Zimbabwe to deport six Kenyans arrested over illegal entry
Zimbabwe’s security forces have arrested six Kenyans of Somali origin on charges of entering the country illegally through its porous border with South Africa.
The Kenyans were arrested at the Beitbridge Border Post on May 27 at around 2am as they entered Zimbabwe from South Africa after it was discovered that they had fake Zimbabwean immigration date stamps.
Musa Abdullahi Hussein (44), Mohamed Abdille (43), Ali Mohamed Abdi (37), Hussein Harun Bullo (34), Muhamed Abdirahman Issack (34) and Ibrahimbashir Durow (34) were travelling by road in transit to Kenya.
On Monday, they appeared before Beitbridge magistrate Annia Chimweta charged with violating the country’s Immigration Act.
They were convicted and cautioned against repeating the same offence.
They are still in custody pending deportation.
Prosecutor Esnath Vengedza told the court that on arrival at the border, the Kenyans engaged the services of a bogus immigration officer, who stamped two passports and travel documents for a fee.
The six were arrested at a security checkpoint as they left the border after it was discovered that their travel documents had an immigration date stamp that didn’t exist and they implicated the bogus immigration officer.
Beitbridge, the busiest border post in southern Africa, is a hub for human trafficking syndicates facilitating illegal entry into South Africa for people from all over the continent.
The syndicates take advantage of corrupt border officials from both countries to smuggle desperate immigrants.
South Africa’s Home Affairs minister Aaron Motsoaledi has in the past expressed concern about “corruption on the Zimbabwe side of the Beitbridge Border Post.”
Dr Motsoaledi early this year accused Zimbabwean soldiers of taking bribes to help people cross the border illegally.
During a visit to the border post, he said he was shown evidence of travellers without valid Covid-19 vaccination certificates or passports being “assisted” by soldiers to enter South Africa.
“We are worried. We have said this before that we heard rumours that there are people who will come with fraudulent certificates and we have found them, and we are returning them,” Dr Motsoaledi said then.
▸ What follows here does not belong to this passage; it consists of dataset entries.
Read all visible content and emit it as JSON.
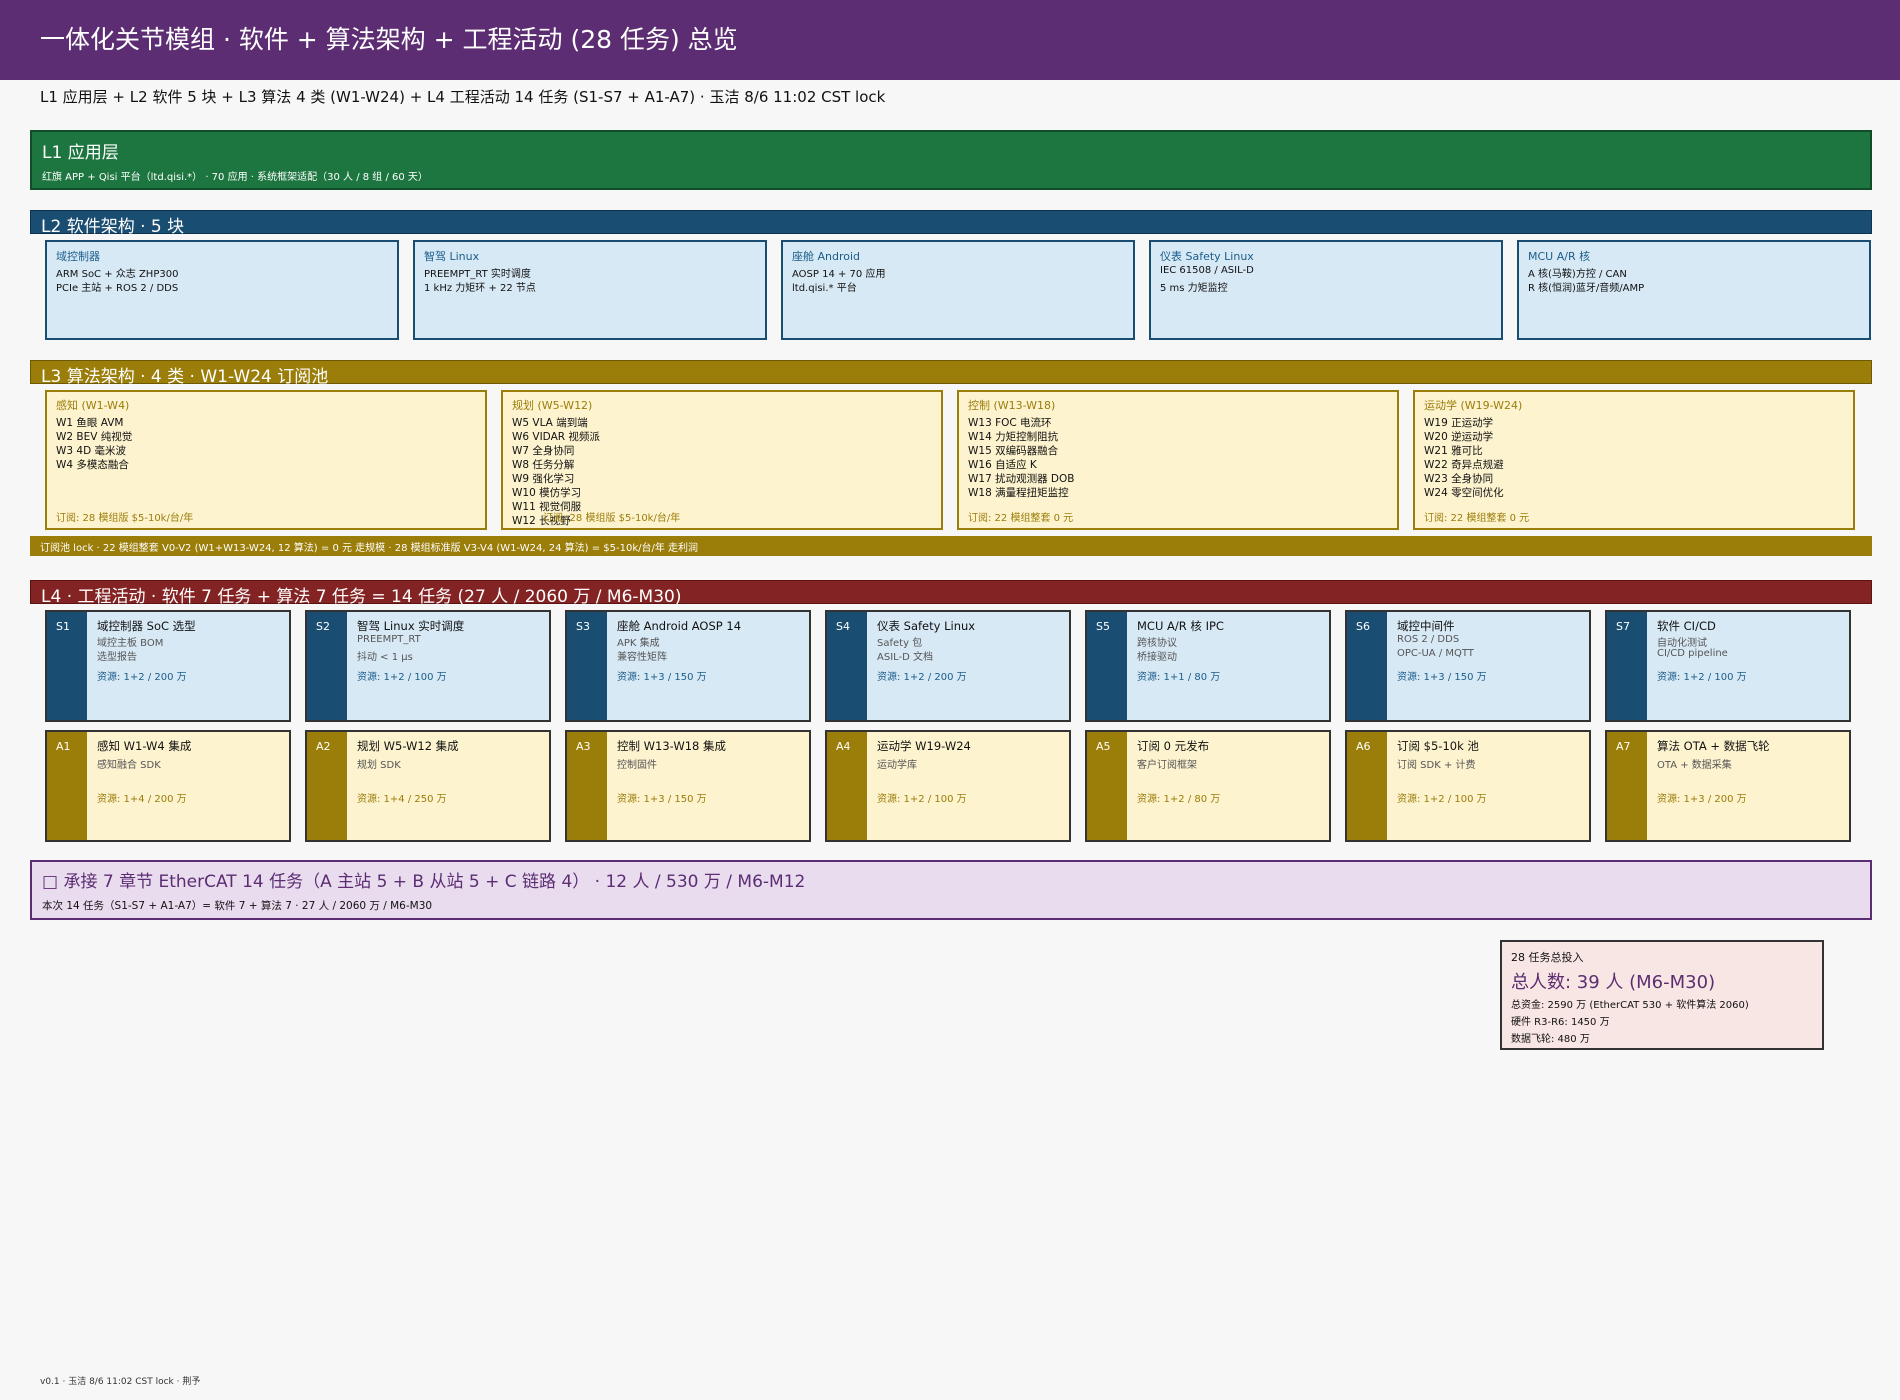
{
  "header": {
    "title": "一体化关节模组 ·  软件 + 算法架构 + 工程活动 (28 任务) 总览",
    "subtitle": "L1 应用层 + L2 软件 5 块 + L3 算法 4 类 (W1-W24) + L4 工程活动 14 任务 (S1-S7 + A1-A7) ·  玉洁 8/6 11:02 CST lock"
  },
  "l1": {
    "title": "L1 应用层",
    "sub": "红旗 APP + Qisi 平台（ltd.qisi.*） ·  70 应用 ·  系统框架适配（30 人 / 8 组 / 60 天）"
  },
  "l2": {
    "title": "L2 软件架构 ·  5 块",
    "blocks": [
      {
        "name": "域控制器",
        "lines": [
          "ARM SoC + 众志 ZHP300",
          "PCIe 主站 + ROS 2 / DDS"
        ]
      },
      {
        "name": "智驾 Linux",
        "lines": [
          "PREEMPT_RT 实时调度",
          "1 kHz 力矩环 + 22 节点"
        ]
      },
      {
        "name": "座舱 Android",
        "lines": [
          "AOSP 14 + 70 应用",
          "ltd.qisi.* 平台"
        ]
      },
      {
        "name": "仪表 Safety Linux",
        "lines": [
          "IEC 61508 / ASIL-D",
          "5 ms 力矩监控"
        ]
      },
      {
        "name": "MCU A/R 核",
        "lines": [
          "A 核(马鞍)方控 / CAN",
          "R 核(恒润)蓝牙/音频/AMP"
        ]
      }
    ]
  },
  "l3": {
    "title": "L3 算法架构 ·  4 类 ·  W1-W24 订阅池",
    "categories": [
      {
        "name": "感知 (W1-W4)",
        "items": [
          "W1 鱼眼 AVM",
          "W2 BEV 纯视觉",
          "W3 4D 毫米波",
          "W4 多模态融合"
        ],
        "footer": "订阅: 28 模组版 $5-10k/台/年"
      },
      {
        "name": "规划 (W5-W12)",
        "items": [
          "W5 VLA 端到端",
          "W6 VIDAR 视频派",
          "W7 全身协同",
          "W8 任务分解",
          "W9 强化学习",
          "W10 模仿学习",
          "W11 视觉伺服",
          "W12 长视野"
        ],
        "footer": "订阅: 28 模组版 $5-10k/台/年"
      },
      {
        "name": "控制 (W13-W18)",
        "items": [
          "W13 FOC 电流环",
          "W14 力矩控制阻抗",
          "W15 双编码器融合",
          "W16 自适应 K",
          "W17 扰动观测器 DOB",
          "W18 满量程扭矩监控"
        ],
        "footer": "订阅: 22 模组整套 0 元"
      },
      {
        "name": "运动学 (W19-W24)",
        "items": [
          "W19 正运动学",
          "W20 逆运动学",
          "W21 雅可比",
          "W22 奇异点规避",
          "W23 全身协同",
          "W24 零空间优化"
        ],
        "footer": "订阅: 22 模组整套 0 元"
      }
    ],
    "pool_lock": "订阅池 lock ·  22 模组整套 V0-V2 (W1+W13-W24, 12 算法) = 0 元 走规模 ·  28 模组标准版 V3-V4 (W1-W24, 24 算法) = $5-10k/台/年 走利润"
  },
  "l4": {
    "title": "L4 ·  工程活动 ·  软件 7 任务 + 算法 7 任务 = 14 任务 (27 人 / 2060 万 / M6-M30)",
    "software_tasks": [
      {
        "id": "S1",
        "title": "域控制器 SoC 选型",
        "desc": [
          "域控主板 BOM",
          "选型报告"
        ],
        "res": "资源: 1+2 / 200 万"
      },
      {
        "id": "S2",
        "title": "智驾 Linux 实时调度",
        "desc": [
          "PREEMPT_RT",
          "抖动 < 1 μs"
        ],
        "res": "资源: 1+2 / 100 万"
      },
      {
        "id": "S3",
        "title": "座舱 Android AOSP 14",
        "desc": [
          "APK 集成",
          "兼容性矩阵"
        ],
        "res": "资源: 1+3 / 150 万"
      },
      {
        "id": "S4",
        "title": "仪表 Safety Linux",
        "desc": [
          "Safety 包",
          "ASIL-D 文档"
        ],
        "res": "资源: 1+2 / 200 万"
      },
      {
        "id": "S5",
        "title": "MCU A/R 核 IPC",
        "desc": [
          "跨核协议",
          "桥接驱动"
        ],
        "res": "资源: 1+1 / 80 万"
      },
      {
        "id": "S6",
        "title": "域控中间件",
        "desc": [
          "ROS 2 / DDS",
          "OPC-UA / MQTT"
        ],
        "res": "资源: 1+3 / 150 万"
      },
      {
        "id": "S7",
        "title": "软件 CI/CD",
        "desc": [
          "自动化测试",
          "CI/CD pipeline"
        ],
        "res": "资源: 1+2 / 100 万"
      }
    ],
    "algorithm_tasks": [
      {
        "id": "A1",
        "title": "感知 W1-W4 集成",
        "desc": [
          "感知融合 SDK"
        ],
        "res": "资源: 1+4 / 200 万"
      },
      {
        "id": "A2",
        "title": "规划 W5-W12 集成",
        "desc": [
          "规划 SDK"
        ],
        "res": "资源: 1+4 / 250 万"
      },
      {
        "id": "A3",
        "title": "控制 W13-W18 集成",
        "desc": [
          "控制固件"
        ],
        "res": "资源: 1+3 / 150 万"
      },
      {
        "id": "A4",
        "title": "运动学 W19-W24",
        "desc": [
          "运动学库"
        ],
        "res": "资源: 1+2 / 100 万"
      },
      {
        "id": "A5",
        "title": "订阅 0 元发布",
        "desc": [
          "客户订阅框架"
        ],
        "res": "资源: 1+2 / 80 万"
      },
      {
        "id": "A6",
        "title": "订阅 $5-10k 池",
        "desc": [
          "订阅 SDK + 计费"
        ],
        "res": "资源: 1+2 / 100 万"
      },
      {
        "id": "A7",
        "title": "算法 OTA + 数据飞轮",
        "desc": [
          "OTA + 数据采集"
        ],
        "res": "资源: 1+3 / 200 万"
      }
    ]
  },
  "ethercat": {
    "title": "□  承接 7 章节 EtherCAT 14 任务（A 主站 5 + B 从站 5 + C 链路 4） ·  12 人 / 530 万 / M6-M12",
    "sub": "本次 14 任务（S1-S7 + A1-A7）= 软件 7 + 算法 7 ·  27 人 / 2060 万 / M6-M30"
  },
  "summary": {
    "label": "28 任务总投入",
    "headline": "总人数: 39 人 (M6-M30)",
    "lines": [
      "总资金: 2590 万 (EtherCAT 530 + 软件算法 2060)",
      "硬件 R3-R6: 1450 万",
      "数据飞轮: 480 万"
    ]
  },
  "footer": "v0.1 ·  玉洁 8/6 11:02 CST lock ·  荆予",
  "colors": {
    "header": "#5c2d72",
    "l1": "#1d7640",
    "l2": "#1a4d72",
    "l3": "#9b7d0a",
    "l4": "#842323",
    "software_fill": "#d8e9f6",
    "algorithm_fill": "#fdf3cf",
    "ethercat_fill": "#e9dcef",
    "summary_fill": "#f8e6e4"
  }
}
“They showed me a video where Zimbabwean soldiers and police were helping people to come to (South Africa.)”